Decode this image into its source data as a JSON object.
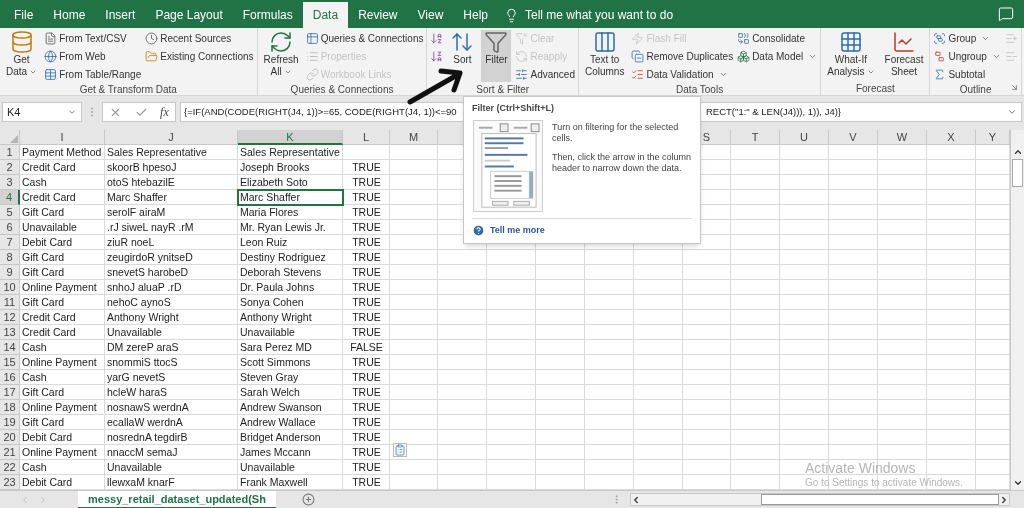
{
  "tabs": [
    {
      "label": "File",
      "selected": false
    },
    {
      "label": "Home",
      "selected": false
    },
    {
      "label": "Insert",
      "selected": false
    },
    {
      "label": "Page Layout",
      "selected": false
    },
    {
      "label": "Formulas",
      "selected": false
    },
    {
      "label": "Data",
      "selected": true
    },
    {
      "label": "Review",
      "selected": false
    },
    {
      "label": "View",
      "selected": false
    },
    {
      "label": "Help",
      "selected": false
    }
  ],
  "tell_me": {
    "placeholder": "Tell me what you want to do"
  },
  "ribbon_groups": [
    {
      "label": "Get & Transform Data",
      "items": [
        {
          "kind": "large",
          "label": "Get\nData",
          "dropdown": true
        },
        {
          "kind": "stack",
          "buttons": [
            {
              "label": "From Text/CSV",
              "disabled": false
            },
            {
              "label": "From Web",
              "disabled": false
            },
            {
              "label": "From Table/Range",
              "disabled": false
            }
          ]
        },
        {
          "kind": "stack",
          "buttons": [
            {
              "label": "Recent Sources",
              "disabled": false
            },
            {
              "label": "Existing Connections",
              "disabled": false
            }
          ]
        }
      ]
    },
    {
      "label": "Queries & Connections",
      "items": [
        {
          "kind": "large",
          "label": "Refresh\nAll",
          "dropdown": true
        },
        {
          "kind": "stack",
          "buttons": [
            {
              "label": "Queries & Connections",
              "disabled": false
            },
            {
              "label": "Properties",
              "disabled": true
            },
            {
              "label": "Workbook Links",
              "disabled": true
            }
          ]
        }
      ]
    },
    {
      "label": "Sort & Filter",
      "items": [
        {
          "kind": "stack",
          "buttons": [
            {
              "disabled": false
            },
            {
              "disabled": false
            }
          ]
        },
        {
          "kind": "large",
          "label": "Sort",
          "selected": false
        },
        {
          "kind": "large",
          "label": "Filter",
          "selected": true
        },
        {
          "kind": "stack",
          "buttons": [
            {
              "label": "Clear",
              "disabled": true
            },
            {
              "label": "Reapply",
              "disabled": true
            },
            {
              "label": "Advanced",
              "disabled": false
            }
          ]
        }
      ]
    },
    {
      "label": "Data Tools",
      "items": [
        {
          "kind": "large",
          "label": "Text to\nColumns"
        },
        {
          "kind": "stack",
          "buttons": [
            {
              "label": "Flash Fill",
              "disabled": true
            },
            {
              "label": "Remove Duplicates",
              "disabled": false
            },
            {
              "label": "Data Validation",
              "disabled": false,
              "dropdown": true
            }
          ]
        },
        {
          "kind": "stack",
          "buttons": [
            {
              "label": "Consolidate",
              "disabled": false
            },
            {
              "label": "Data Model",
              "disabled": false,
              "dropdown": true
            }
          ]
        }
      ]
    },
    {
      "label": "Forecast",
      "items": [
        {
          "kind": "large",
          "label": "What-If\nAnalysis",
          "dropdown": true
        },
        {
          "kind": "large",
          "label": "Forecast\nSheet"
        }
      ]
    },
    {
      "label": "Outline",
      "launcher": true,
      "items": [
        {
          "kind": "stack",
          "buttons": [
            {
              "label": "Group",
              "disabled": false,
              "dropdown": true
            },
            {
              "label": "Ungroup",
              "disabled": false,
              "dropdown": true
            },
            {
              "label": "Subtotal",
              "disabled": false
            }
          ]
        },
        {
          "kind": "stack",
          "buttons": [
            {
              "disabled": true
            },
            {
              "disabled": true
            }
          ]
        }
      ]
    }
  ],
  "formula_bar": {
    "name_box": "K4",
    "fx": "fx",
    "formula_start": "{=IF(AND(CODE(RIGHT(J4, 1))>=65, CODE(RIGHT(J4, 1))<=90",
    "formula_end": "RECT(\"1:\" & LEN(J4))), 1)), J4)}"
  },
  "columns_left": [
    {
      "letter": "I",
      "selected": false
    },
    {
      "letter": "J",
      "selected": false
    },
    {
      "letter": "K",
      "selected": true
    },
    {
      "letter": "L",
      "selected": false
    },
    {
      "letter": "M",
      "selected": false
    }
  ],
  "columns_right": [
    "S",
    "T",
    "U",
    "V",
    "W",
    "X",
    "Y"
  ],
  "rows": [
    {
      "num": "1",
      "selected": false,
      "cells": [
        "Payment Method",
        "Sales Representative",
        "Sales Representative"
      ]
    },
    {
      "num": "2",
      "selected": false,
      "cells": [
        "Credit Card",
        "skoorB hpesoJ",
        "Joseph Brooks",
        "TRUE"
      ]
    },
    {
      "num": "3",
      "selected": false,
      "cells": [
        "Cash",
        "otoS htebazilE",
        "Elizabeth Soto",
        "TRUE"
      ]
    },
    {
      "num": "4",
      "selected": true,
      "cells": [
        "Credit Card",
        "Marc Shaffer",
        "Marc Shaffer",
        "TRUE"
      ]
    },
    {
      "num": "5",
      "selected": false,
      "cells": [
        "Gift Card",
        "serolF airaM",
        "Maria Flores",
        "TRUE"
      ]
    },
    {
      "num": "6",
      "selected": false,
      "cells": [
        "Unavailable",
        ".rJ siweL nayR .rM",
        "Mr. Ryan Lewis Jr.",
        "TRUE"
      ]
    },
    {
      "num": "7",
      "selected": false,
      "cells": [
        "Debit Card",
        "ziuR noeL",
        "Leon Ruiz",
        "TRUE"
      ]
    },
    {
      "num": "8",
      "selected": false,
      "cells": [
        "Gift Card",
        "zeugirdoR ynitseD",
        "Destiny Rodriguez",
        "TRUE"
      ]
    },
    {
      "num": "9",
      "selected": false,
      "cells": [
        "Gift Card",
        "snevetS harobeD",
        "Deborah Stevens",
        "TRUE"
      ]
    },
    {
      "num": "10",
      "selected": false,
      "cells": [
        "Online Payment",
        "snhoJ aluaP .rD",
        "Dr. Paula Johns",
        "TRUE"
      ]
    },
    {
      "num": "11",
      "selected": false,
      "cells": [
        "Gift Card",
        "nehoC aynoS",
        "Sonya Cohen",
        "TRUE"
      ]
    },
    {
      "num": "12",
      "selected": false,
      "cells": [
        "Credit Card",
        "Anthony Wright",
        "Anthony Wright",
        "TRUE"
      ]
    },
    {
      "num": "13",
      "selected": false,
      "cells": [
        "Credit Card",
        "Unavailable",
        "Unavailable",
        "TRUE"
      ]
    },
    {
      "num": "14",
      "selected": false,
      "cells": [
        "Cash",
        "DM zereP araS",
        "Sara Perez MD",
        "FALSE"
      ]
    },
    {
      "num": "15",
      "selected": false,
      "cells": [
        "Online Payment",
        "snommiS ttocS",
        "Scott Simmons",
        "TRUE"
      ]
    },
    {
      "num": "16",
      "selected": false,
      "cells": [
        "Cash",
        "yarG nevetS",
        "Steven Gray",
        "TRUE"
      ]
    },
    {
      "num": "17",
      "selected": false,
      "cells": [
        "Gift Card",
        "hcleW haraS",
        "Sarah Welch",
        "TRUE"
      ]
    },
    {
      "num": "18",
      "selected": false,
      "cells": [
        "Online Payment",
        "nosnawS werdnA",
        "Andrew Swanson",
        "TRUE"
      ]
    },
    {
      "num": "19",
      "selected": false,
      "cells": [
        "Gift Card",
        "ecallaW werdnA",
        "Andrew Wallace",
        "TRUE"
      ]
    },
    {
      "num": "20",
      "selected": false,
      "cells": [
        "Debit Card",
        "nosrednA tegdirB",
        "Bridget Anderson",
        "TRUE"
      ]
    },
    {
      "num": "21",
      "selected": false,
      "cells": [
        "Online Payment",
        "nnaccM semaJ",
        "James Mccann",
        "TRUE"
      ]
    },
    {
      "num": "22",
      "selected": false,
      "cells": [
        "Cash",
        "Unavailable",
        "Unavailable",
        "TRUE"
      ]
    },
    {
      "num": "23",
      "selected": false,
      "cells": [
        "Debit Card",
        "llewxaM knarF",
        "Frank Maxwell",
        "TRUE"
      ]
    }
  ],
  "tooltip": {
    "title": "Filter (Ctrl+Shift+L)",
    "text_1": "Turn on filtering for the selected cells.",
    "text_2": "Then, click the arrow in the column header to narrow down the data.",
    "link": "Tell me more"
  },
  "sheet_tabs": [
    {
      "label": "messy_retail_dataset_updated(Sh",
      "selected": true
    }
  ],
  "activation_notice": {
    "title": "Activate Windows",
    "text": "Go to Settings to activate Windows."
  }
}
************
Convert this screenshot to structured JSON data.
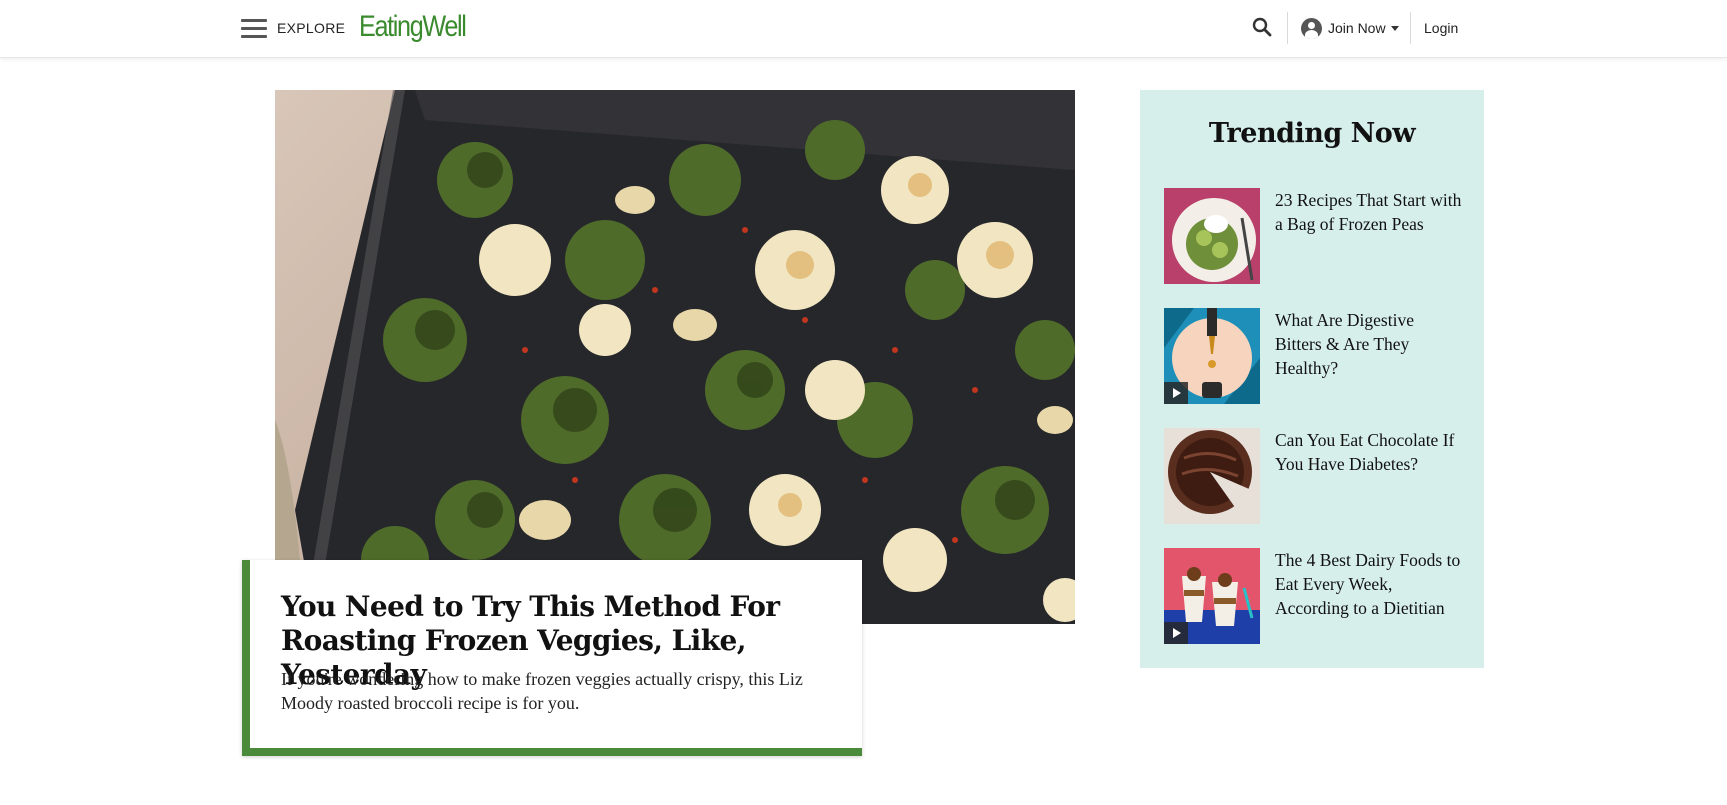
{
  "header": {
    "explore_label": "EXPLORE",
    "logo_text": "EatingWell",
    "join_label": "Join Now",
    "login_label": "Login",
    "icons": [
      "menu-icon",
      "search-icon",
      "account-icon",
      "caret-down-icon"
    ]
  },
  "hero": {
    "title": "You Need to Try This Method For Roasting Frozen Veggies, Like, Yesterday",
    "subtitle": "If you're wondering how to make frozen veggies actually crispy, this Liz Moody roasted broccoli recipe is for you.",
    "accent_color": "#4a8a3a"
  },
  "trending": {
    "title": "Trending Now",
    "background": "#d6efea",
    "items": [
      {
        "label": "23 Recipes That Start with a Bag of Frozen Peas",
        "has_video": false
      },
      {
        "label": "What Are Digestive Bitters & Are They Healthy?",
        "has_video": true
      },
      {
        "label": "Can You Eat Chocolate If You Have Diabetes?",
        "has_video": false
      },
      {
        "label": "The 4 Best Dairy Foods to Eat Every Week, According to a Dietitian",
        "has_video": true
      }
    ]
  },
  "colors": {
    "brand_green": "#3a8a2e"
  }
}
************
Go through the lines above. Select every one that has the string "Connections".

## YOUR RESPONSE
              "label": "Existing Connections",
      "label": "Queries & Connections",
              "label": "Queries & Connections",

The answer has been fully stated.